Best wishes for Christmas and happy New Year! The Library will be closed from 18 December 2017 and will reopen on 3 January 2018.
“Studying innovative employee behaviours within knowledge-intensive public sector organizations (KIPSOs) might seem an odd thing to do given the lack of competitive pressures, the limited identification of the costs and benefits of innovative ideas and the lack of opportunities to incentivize employees financially. Nevertheless, KIPSOs require innovations to ensure long-term survival. To help achieve this goal, this paper explores the role of supervisors in supporting innovative work behaviour (IWB) by considering the unique challenges of KIPSOs and the conditions and characteristics of IWB in this context.”
Source: Bos-Nehles, A., Bondarouk, T., & Nijenhuis, K. (2017). The International Journal of Human Resource Management, and available from this link (open access).
“The article describes the police intelligence division-of-labour paying specific attention to four different aspects of intelligence activity: the acquisition of intelligence or information; the analysis of information in the production of intelligence; tasking and co-ordination on the basis of intelligence ‘product’; or being tasked on that same basis.”
Source: Sheptycki, J. (2017). Policing and Society, and available from this link (open access).
“Sharing information on the cyber landscape is a necessary and efficient way to benefit from mutual exposure to cyber threats and boost collective defensive capacity. The US has been pursuing cyber information sharing since the late 1990s, when the federal government directed the creation of public–private partnerships for critical infrastructure protection. The now decades-long development of a variety of information sharing models in the US provide case studies and lessons for the Australian cybersecurity community as it pursues deeper information sharing mechanisms.”
Source: Nevill, L. (2017). ASPI Policy brief and available from this link (open access).
“In recent years, information from community members contributed online has proved highly useful in emergencies. Information sharing activities by private citizens using social media, smartphones, and web mapping tools have been termed volunteered geographic information (VGI), or digital volunteering.

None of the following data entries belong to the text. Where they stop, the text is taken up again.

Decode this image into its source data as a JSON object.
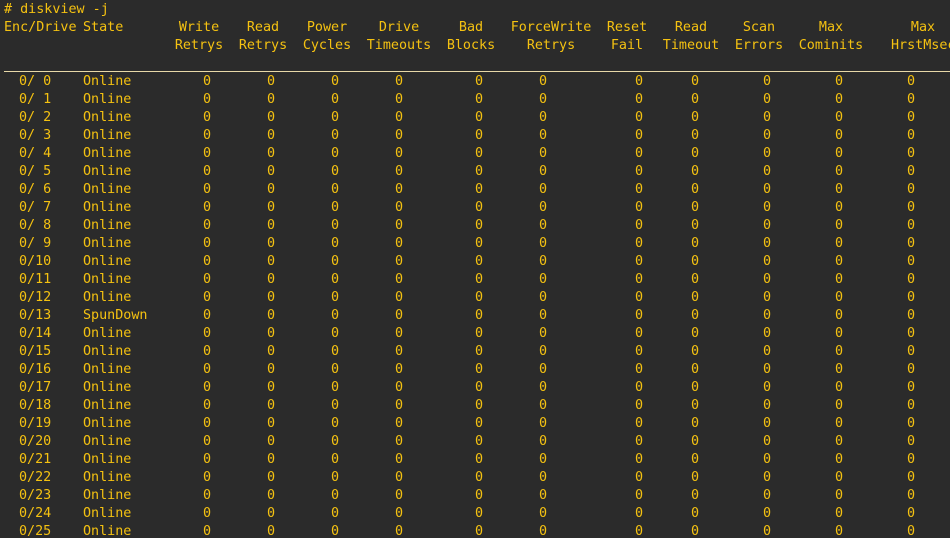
{
  "terminal": {
    "command": "# diskview -j",
    "headers": [
      {
        "key": "enc_drive",
        "line1": "Enc/Drive",
        "line2": ""
      },
      {
        "key": "state",
        "line1": "State",
        "line2": ""
      },
      {
        "key": "write_retrys",
        "line1": "Write",
        "line2": "Retrys"
      },
      {
        "key": "read_retrys",
        "line1": "Read",
        "line2": "Retrys"
      },
      {
        "key": "power_cycles",
        "line1": "Power",
        "line2": "Cycles"
      },
      {
        "key": "drive_timeouts",
        "line1": "Drive",
        "line2": "Timeouts"
      },
      {
        "key": "bad_blocks",
        "line1": "Bad",
        "line2": "Blocks"
      },
      {
        "key": "forcewrite_retrys",
        "line1": "ForceWrite",
        "line2": "Retrys"
      },
      {
        "key": "reset_fail",
        "line1": "Reset",
        "line2": "Fail"
      },
      {
        "key": "read_timeout",
        "line1": "Read",
        "line2": "Timeout"
      },
      {
        "key": "scan_errors",
        "line1": "Scan",
        "line2": "Errors"
      },
      {
        "key": "max_cominits",
        "line1": "Max",
        "line2": "Cominits"
      },
      {
        "key": "max_hrstmsecs",
        "line1": "Max",
        "line2": "HrstMsecs"
      }
    ],
    "rows": [
      {
        "drive": "0/ 0",
        "state": "Online",
        "values": [
          "0",
          "0",
          "0",
          "0",
          "0",
          "0",
          "0",
          "0",
          "0",
          "0",
          "0"
        ]
      },
      {
        "drive": "0/ 1",
        "state": "Online",
        "values": [
          "0",
          "0",
          "0",
          "0",
          "0",
          "0",
          "0",
          "0",
          "0",
          "0",
          "0"
        ]
      },
      {
        "drive": "0/ 2",
        "state": "Online",
        "values": [
          "0",
          "0",
          "0",
          "0",
          "0",
          "0",
          "0",
          "0",
          "0",
          "0",
          "0"
        ]
      },
      {
        "drive": "0/ 3",
        "state": "Online",
        "values": [
          "0",
          "0",
          "0",
          "0",
          "0",
          "0",
          "0",
          "0",
          "0",
          "0",
          "0"
        ]
      },
      {
        "drive": "0/ 4",
        "state": "Online",
        "values": [
          "0",
          "0",
          "0",
          "0",
          "0",
          "0",
          "0",
          "0",
          "0",
          "0",
          "0"
        ]
      },
      {
        "drive": "0/ 5",
        "state": "Online",
        "values": [
          "0",
          "0",
          "0",
          "0",
          "0",
          "0",
          "0",
          "0",
          "0",
          "0",
          "0"
        ]
      },
      {
        "drive": "0/ 6",
        "state": "Online",
        "values": [
          "0",
          "0",
          "0",
          "0",
          "0",
          "0",
          "0",
          "0",
          "0",
          "0",
          "0"
        ]
      },
      {
        "drive": "0/ 7",
        "state": "Online",
        "values": [
          "0",
          "0",
          "0",
          "0",
          "0",
          "0",
          "0",
          "0",
          "0",
          "0",
          "0"
        ]
      },
      {
        "drive": "0/ 8",
        "state": "Online",
        "values": [
          "0",
          "0",
          "0",
          "0",
          "0",
          "0",
          "0",
          "0",
          "0",
          "0",
          "0"
        ]
      },
      {
        "drive": "0/ 9",
        "state": "Online",
        "values": [
          "0",
          "0",
          "0",
          "0",
          "0",
          "0",
          "0",
          "0",
          "0",
          "0",
          "0"
        ]
      },
      {
        "drive": "0/10",
        "state": "Online",
        "values": [
          "0",
          "0",
          "0",
          "0",
          "0",
          "0",
          "0",
          "0",
          "0",
          "0",
          "0"
        ]
      },
      {
        "drive": "0/11",
        "state": "Online",
        "values": [
          "0",
          "0",
          "0",
          "0",
          "0",
          "0",
          "0",
          "0",
          "0",
          "0",
          "0"
        ]
      },
      {
        "drive": "0/12",
        "state": "Online",
        "values": [
          "0",
          "0",
          "0",
          "0",
          "0",
          "0",
          "0",
          "0",
          "0",
          "0",
          "0"
        ]
      },
      {
        "drive": "0/13",
        "state": "SpunDown",
        "values": [
          "0",
          "0",
          "0",
          "0",
          "0",
          "0",
          "0",
          "0",
          "0",
          "0",
          "0"
        ]
      },
      {
        "drive": "0/14",
        "state": "Online",
        "values": [
          "0",
          "0",
          "0",
          "0",
          "0",
          "0",
          "0",
          "0",
          "0",
          "0",
          "0"
        ]
      },
      {
        "drive": "0/15",
        "state": "Online",
        "values": [
          "0",
          "0",
          "0",
          "0",
          "0",
          "0",
          "0",
          "0",
          "0",
          "0",
          "0"
        ]
      },
      {
        "drive": "0/16",
        "state": "Online",
        "values": [
          "0",
          "0",
          "0",
          "0",
          "0",
          "0",
          "0",
          "0",
          "0",
          "0",
          "0"
        ]
      },
      {
        "drive": "0/17",
        "state": "Online",
        "values": [
          "0",
          "0",
          "0",
          "0",
          "0",
          "0",
          "0",
          "0",
          "0",
          "0",
          "0"
        ]
      },
      {
        "drive": "0/18",
        "state": "Online",
        "values": [
          "0",
          "0",
          "0",
          "0",
          "0",
          "0",
          "0",
          "0",
          "0",
          "0",
          "0"
        ]
      },
      {
        "drive": "0/19",
        "state": "Online",
        "values": [
          "0",
          "0",
          "0",
          "0",
          "0",
          "0",
          "0",
          "0",
          "0",
          "0",
          "0"
        ]
      },
      {
        "drive": "0/20",
        "state": "Online",
        "values": [
          "0",
          "0",
          "0",
          "0",
          "0",
          "0",
          "0",
          "0",
          "0",
          "0",
          "0"
        ]
      },
      {
        "drive": "0/21",
        "state": "Online",
        "values": [
          "0",
          "0",
          "0",
          "0",
          "0",
          "0",
          "0",
          "0",
          "0",
          "0",
          "0"
        ]
      },
      {
        "drive": "0/22",
        "state": "Online",
        "values": [
          "0",
          "0",
          "0",
          "0",
          "0",
          "0",
          "0",
          "0",
          "0",
          "0",
          "0"
        ]
      },
      {
        "drive": "0/23",
        "state": "Online",
        "values": [
          "0",
          "0",
          "0",
          "0",
          "0",
          "0",
          "0",
          "0",
          "0",
          "0",
          "0"
        ]
      },
      {
        "drive": "0/24",
        "state": "Online",
        "values": [
          "0",
          "0",
          "0",
          "0",
          "0",
          "0",
          "0",
          "0",
          "0",
          "0",
          "0"
        ]
      },
      {
        "drive": "0/25",
        "state": "Online",
        "values": [
          "0",
          "0",
          "0",
          "0",
          "0",
          "0",
          "0",
          "0",
          "0",
          "0",
          "0"
        ]
      }
    ]
  },
  "colors": {
    "background": "#2b2b2b",
    "text": "#f5c211",
    "separator": "#e8d9a8"
  }
}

This research examined the potential role of VGI in fostering community engagement in bushfire preparation.”
Source: Hawath, B. (2017). BNHCRC Hazard Notes and available from this link (open access).
“This paper examines the roles, types and forms of virtual microtasking for emergency information management in order to better understand collective intelligence mechanisms and the potential for logistics response. Using three case studies this paper reviews the emerging body of knowledge in microtasking practices in emergency management to demonstrate how crowd-sourced information is captured and processed during emergency events to provide critical intelligence throughout the emergency cycle. It also considers the impact of virtual information collection, collation and management on traditional humanitarian operations and relief efforts. Based on the case studies the emergent forms of microtasking for emergency information management were identified. Opportunities for continuities, adaptations and innovations are explained. The contribution of virtual microtasking extends to all supply chain strategic domains to help maximise resource use and optimise service delivery response.”
“…there is also a “dark side” to transparency. Excessive sharing of information creates problems of information overload and can legitimize endless debate and second-guessing of senior executive decisions. High levels of visibility can reduce creativity as people fear the watchful eye of their superiors. And the open sharing of information on individual performance and pay levels, often invoked as a way of promoting trust and collective responsibility, can backfire.”
Source: Birkinshaw, J. and Cable, D. (2017). McKinsey Quarterly, and available from this link (open access).
“Empirical research has shown that departments often do so to satisfy an external demand, whether in the form of a statute requiring information to be collected and disseminated, the presence of a consent decree, or some other similar pressure. There is also evidence that transparency is the product of a unique constellation of factors within agencies that lead certain departments to share more information than others.”
Source: Chanin, J., & Espinosa, S. (2016). Criminal Justice Policy Review, 27(5), and available from this link (subscription journal).